Meanwhile, former Prime Minister Ehud Barak made it very clear how strongly he disagreed with the position held by Bennett and Netanyahu with regard to the memorial rally. In a video, Barak released Barak he stated there can be no national reconciliation until Netanyahu and the Rabbis of the settlements admit their role in creating the climate that led to the assassination of Rabin. Barak decried the false equivalency of violence on the Right and the Left.

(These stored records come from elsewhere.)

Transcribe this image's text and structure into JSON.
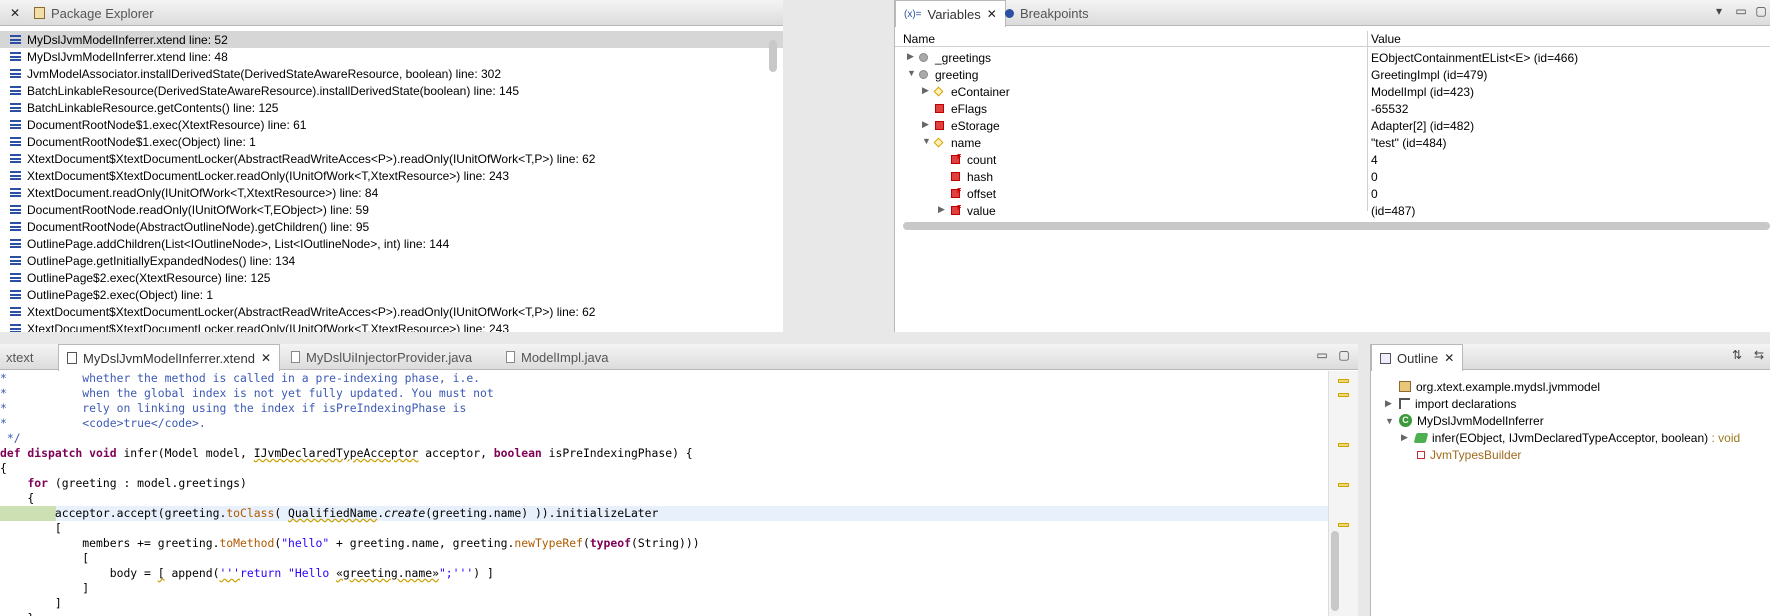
{
  "stack_panel": {
    "tab_label": "Package Explorer",
    "frames": [
      "MyDslJvmModelInferrer.xtend line: 52",
      "MyDslJvmModelInferrer.xtend line: 48",
      "JvmModelAssociator.installDerivedState(DerivedStateAwareResource, boolean) line: 302",
      "BatchLinkableResource(DerivedStateAwareResource).installDerivedState(boolean) line: 145",
      "BatchLinkableResource.getContents() line: 125",
      "DocumentRootNode$1.exec(XtextResource) line: 61",
      "DocumentRootNode$1.exec(Object) line: 1",
      "XtextDocument$XtextDocumentLocker(AbstractReadWriteAcces<P>).readOnly(IUnitOfWork<T,P>) line: 62",
      "XtextDocument$XtextDocumentLocker.readOnly(IUnitOfWork<T,XtextResource>) line: 243",
      "XtextDocument.readOnly(IUnitOfWork<T,XtextResource>) line: 84",
      "DocumentRootNode.readOnly(IUnitOfWork<T,EObject>) line: 59",
      "DocumentRootNode(AbstractOutlineNode).getChildren() line: 95",
      "OutlinePage.addChildren(List<IOutlineNode>, List<IOutlineNode>, int) line: 144",
      "OutlinePage.getInitiallyExpandedNodes() line: 134",
      "OutlinePage$2.exec(XtextResource) line: 125",
      "OutlinePage$2.exec(Object) line: 1",
      "XtextDocument$XtextDocumentLocker(AbstractReadWriteAcces<P>).readOnly(IUnitOfWork<T,P>) line: 62",
      "XtextDocument$XtextDocumentLocker.readOnly(IUnitOfWork<T,XtextResource>) line: 243"
    ]
  },
  "variables_panel": {
    "tab_variables": "Variables",
    "tab_variables_prefix": "(x)=",
    "tab_breakpoints": "Breakpoints",
    "col_name": "Name",
    "col_value": "Value",
    "rows": [
      {
        "name": "_greetings",
        "value": "EObjectContainmentEList<E>  (id=466)"
      },
      {
        "name": "greeting",
        "value": "GreetingImpl  (id=479)"
      },
      {
        "name": "eContainer",
        "value": "ModelImpl  (id=423)"
      },
      {
        "name": "eFlags",
        "value": "-65532"
      },
      {
        "name": "eStorage",
        "value": "Adapter[2]  (id=482)"
      },
      {
        "name": "name",
        "value": "\"test\" (id=484)"
      },
      {
        "name": "count",
        "value": "4"
      },
      {
        "name": "hash",
        "value": "0"
      },
      {
        "name": "offset",
        "value": "0"
      },
      {
        "name": "value",
        "value": "(id=487)"
      }
    ]
  },
  "editor": {
    "tab_partial": "xtext",
    "tab_active": "MyDslJvmModelInferrer.xtend",
    "tab_2": "MyDslUiInjectorProvider.java",
    "tab_3": "ModelImpl.java"
  },
  "outline": {
    "tab_label": "Outline",
    "package": "org.xtext.example.mydsl.jvmmodel",
    "imports": "import declarations",
    "class": "MyDslJvmModelInferrer",
    "method": "infer(EObject, IJvmDeclaredTypeAcceptor, boolean)",
    "method_return": " : void",
    "field": "JvmTypesBuilder"
  }
}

The parallels between the unwillingness of President Trump, along with much of the Republican party, and Prime Minister Netanyahu, together with a majority of the Israeli right-wing, to take any responsibility for the impact of their words is stunning. A week before the Pittsburgh synagogue slaying Yitzhak Rabin's granddaughter, Noa Rothman warned—"If you do not stop the campaign of incitement, the scourge of divisiveness between us, the tongue-lashing against whoever and whatever doesn't align with your way of thinking, blood will be spilled here again."

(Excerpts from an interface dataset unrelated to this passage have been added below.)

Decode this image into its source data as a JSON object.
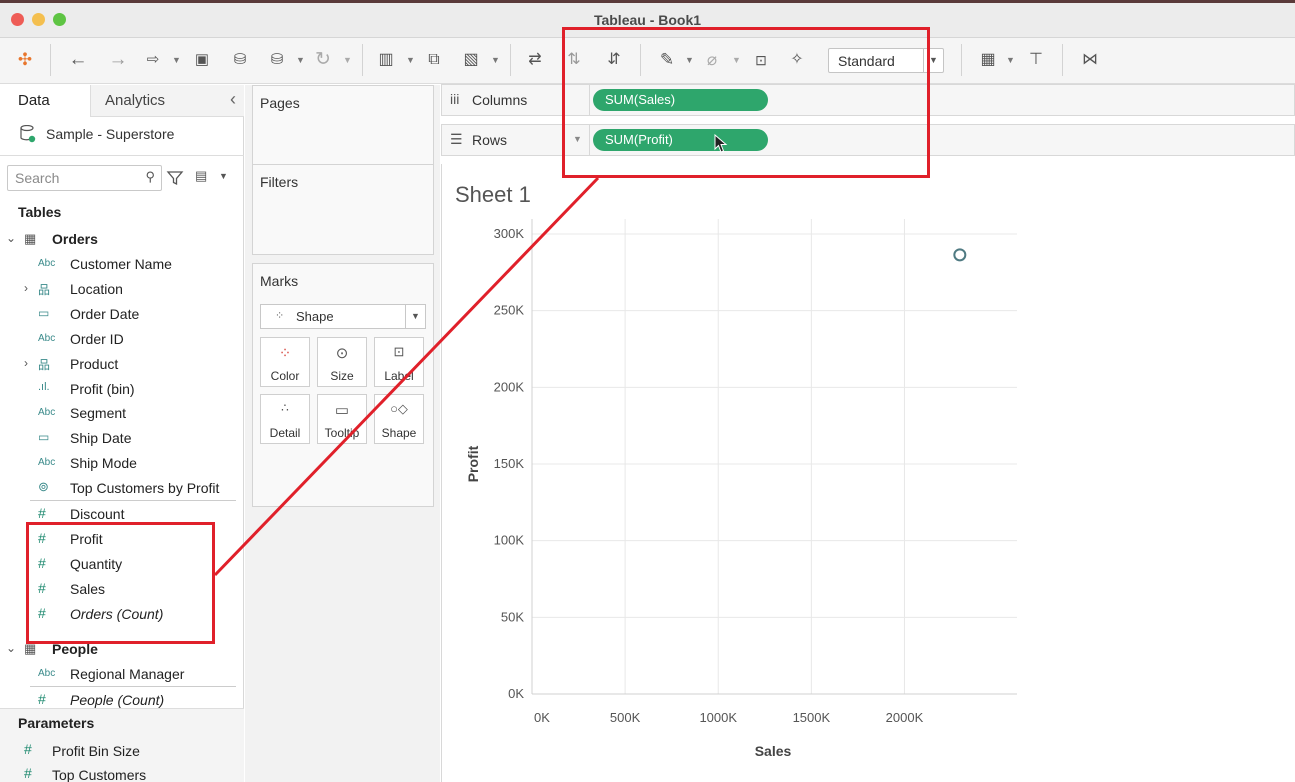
{
  "window": {
    "title": "Tableau - Book1"
  },
  "toolbar": {
    "fit_value": "Standard"
  },
  "left_panel": {
    "tabs": {
      "data": "Data",
      "analytics": "Analytics"
    },
    "datasource": "Sample - Superstore",
    "search_placeholder": "Search",
    "tables_heading": "Tables",
    "orders_table": "Orders",
    "orders_fields": [
      {
        "type": "Abc",
        "name": "Customer Name"
      },
      {
        "type": "hier",
        "name": "Location"
      },
      {
        "type": "date",
        "name": "Order Date"
      },
      {
        "type": "Abc",
        "name": "Order ID"
      },
      {
        "type": "hier",
        "name": "Product"
      },
      {
        "type": "bin",
        "name": "Profit (bin)"
      },
      {
        "type": "Abc",
        "name": "Segment"
      },
      {
        "type": "date",
        "name": "Ship Date"
      },
      {
        "type": "Abc",
        "name": "Ship Mode"
      },
      {
        "type": "set",
        "name": "Top Customers by Profit"
      }
    ],
    "orders_measures": [
      "Discount",
      "Profit",
      "Quantity",
      "Sales",
      "Orders (Count)"
    ],
    "people_table": "People",
    "people_fields": [
      {
        "type": "Abc",
        "name": "Regional Manager"
      }
    ],
    "people_measures": [
      "People (Count)"
    ],
    "parameters_heading": "Parameters",
    "parameters": [
      "Profit Bin Size",
      "Top Customers"
    ]
  },
  "cards": {
    "pages": "Pages",
    "filters": "Filters",
    "marks": "Marks",
    "mark_type": "Shape",
    "mark_buttons": [
      "Color",
      "Size",
      "Label",
      "Detail",
      "Tooltip",
      "Shape"
    ]
  },
  "shelves": {
    "columns": {
      "label": "Columns",
      "pill": "SUM(Sales)"
    },
    "rows": {
      "label": "Rows",
      "pill": "SUM(Profit)"
    }
  },
  "colors": {
    "pill": "#2ea66c",
    "highlight": "#e0202a",
    "mark": "#4f7a82"
  },
  "chart_data": {
    "type": "scatter",
    "title": "Sheet 1",
    "xlabel": "Sales",
    "ylabel": "Profit",
    "xlim": [
      0,
      2500000
    ],
    "ylim": [
      0,
      300000
    ],
    "x_ticks": [
      "0K",
      "500K",
      "1000K",
      "1500K",
      "2000K"
    ],
    "y_ticks": [
      "0K",
      "50K",
      "100K",
      "150K",
      "200K",
      "250K",
      "300K"
    ],
    "points": [
      {
        "x": 2297201,
        "y": 286397
      }
    ],
    "grid": true
  }
}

Today, the Republican party led by Trump calls Democrats "the radicalLeft" and connects them with imagery of borders overrun by crime-infested immigrants from the south. In Israel, the right-wing led by Prime Minister Netanyahu labels many of the opposition parties "radical leftists" and conjures images of a country overrun by Arabs.

At the rally speaker-after-speaker longingly recalled the hope Rabin represented for a better tomorrow. Rabin indeed spoke of a better future. Netanyahu has made a career of warning about the dangers the future holds. Among President Trump's first words in office were: "This American carnage stops right here and stops right now." Trump replaced a President whose message was consistently one of hope.

U.S. President Donald Trump (R) shakes hands withIsrael Prime Minister Benjamin Netanyahu as they meet in the Oval Office of the White House March 5, 2018 in Washington, DC. Olivier Douliery-Pool/Getty Images

On Sunday morning after the rally, Speaker of the Knesset MK Yuli Edelstein stated that the assassination of Yitzchak Rabin had no historical impact. This pronouncement uttered by Likud MK Edelstein was met with a certain level incredulity since most historians credit the killer with carrying out one of the most successful political assassination in history. The right-wing has been in power in Israel for almost all of the 23 subsequent years. While there is undoubtedly a historical question as to whether Rabin would have been able to achieve a final peace accord with the Palestinians, (as it does require two sides to reach an agreement), there can be no question that what the assassin did succeed in doing was to extinguish the hope for a better future among a large part of a generation of Israelis.